Welcome to GCXmag.com|Friday, June 5, 2020
You are here: Home » Commentary » Winter Editor’s Letter: Welcome to 2014
  • Follow Us!

Winter Editor’s Letter: Welcome to 2014 

renjith krishnan

This year, challenges to Internet-based security and privacy, and the swell in the migration of data and services to the cloud will continue as leading topics facing the data center industry. One trend finds companies weighing the pros and cons of returning colocated services to premise-built data centers.

Big Data Entails Big Enticements” provides insight as to how ViaWest, a provider of colocation and managed services, and HP’s Enterprise Services, make decisions regarding the location of their data centers.

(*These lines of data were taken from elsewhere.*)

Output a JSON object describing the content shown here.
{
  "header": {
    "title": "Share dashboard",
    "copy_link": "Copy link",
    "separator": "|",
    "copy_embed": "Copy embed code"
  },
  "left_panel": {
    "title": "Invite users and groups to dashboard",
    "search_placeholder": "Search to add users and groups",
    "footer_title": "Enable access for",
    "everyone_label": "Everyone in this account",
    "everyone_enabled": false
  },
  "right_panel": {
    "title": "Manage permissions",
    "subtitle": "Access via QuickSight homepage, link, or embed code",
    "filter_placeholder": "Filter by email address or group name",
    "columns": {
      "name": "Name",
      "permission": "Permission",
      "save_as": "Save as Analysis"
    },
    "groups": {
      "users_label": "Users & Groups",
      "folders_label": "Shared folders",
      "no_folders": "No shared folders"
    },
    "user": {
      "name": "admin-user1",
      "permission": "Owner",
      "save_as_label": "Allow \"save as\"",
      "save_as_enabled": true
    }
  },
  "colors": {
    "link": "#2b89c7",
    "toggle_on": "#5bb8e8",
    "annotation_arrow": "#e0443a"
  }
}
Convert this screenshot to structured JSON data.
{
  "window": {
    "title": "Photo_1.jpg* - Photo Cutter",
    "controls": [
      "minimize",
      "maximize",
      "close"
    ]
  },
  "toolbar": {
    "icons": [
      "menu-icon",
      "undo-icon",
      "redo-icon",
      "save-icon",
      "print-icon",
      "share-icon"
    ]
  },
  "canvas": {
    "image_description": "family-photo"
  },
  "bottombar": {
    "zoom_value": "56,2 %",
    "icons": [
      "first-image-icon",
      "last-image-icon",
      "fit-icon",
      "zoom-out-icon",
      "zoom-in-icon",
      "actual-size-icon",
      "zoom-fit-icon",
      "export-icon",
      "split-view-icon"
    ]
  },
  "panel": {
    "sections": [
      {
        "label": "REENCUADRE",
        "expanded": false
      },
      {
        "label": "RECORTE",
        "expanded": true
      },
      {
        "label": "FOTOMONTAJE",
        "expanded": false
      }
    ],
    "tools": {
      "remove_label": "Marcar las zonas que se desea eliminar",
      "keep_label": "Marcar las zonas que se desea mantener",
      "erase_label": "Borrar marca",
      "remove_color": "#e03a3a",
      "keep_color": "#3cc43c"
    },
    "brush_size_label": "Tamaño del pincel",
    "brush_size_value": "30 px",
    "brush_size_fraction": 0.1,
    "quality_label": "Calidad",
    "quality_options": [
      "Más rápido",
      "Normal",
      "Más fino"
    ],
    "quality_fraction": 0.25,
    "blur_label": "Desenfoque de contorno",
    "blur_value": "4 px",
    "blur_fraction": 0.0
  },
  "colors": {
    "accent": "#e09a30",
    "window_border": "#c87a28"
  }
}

A diverse base of energy sources, including cooling sources, as well as tax incentive programs, are more and more attractive to the industry.

Also for your consideration is “Premise-Built Data Center Vs. Colocation Data Center,” which notes the pros and cons of these two approaches to managing your data.

Another trend in data center management is the decision by corporations to be involved in building wind farms to realize the environmental benefits of wind power in achieving their sustainability goals. Toward the end of 2013, a wave of companies announced investments in wind energy developments. In “Wind Energy Boosts Big Companies” we learn one of the more visible companies in wind energy and data center developments is Google, which intends to one day power its operations with 100 percent renewable energy.

Wind energy usage and projects are healthy, with more than 13 gigawatts installed in 2012. What’s more, the cost of wind energy has decreased by more than 40 percent in the last four years. “The Rush of Wind Power” shares more about this robust economic engine.


As a new year takes hold, aerospace industry members are engaged in a number of pursuits. At press time, The Boeing Co. was making headlines with its site search for production of the wing for the 777X, its new jetliner. The company planned to announce its decision early in the year.

Projects such as Boeing’s demonstrate the strength of the commercial aviation sector. One the other hand, cost overruns and delays in the implementation of the FAA’s $40 billion modernization effort will be one of the top management challenges for the industry in 2014. “Busy Times Ahead for Aviation and Aerospace” says it is a tale of two industries.

One of the more successful efforts in the aerospace sector is the emergence of unmanned systems as an important player in the future of the industry. On December 30, the FAA announced federally mandated test and research sites. The six sites will conduct testing in areas such as system safety and data gathering, aircraft certification and command and control link issues. Read “The Four “Ds” of Unmanned Systems” to better appreciate the vast potential of unmanned systems.

Best wishes for a prosperous 2014,

Rachel Duran



Related posts:

About the author: Rachel Duran

Rachel Duran is the editor in chief for Global Corporate Xpansion. Contact her at rduran@latitude3.com.

More posts by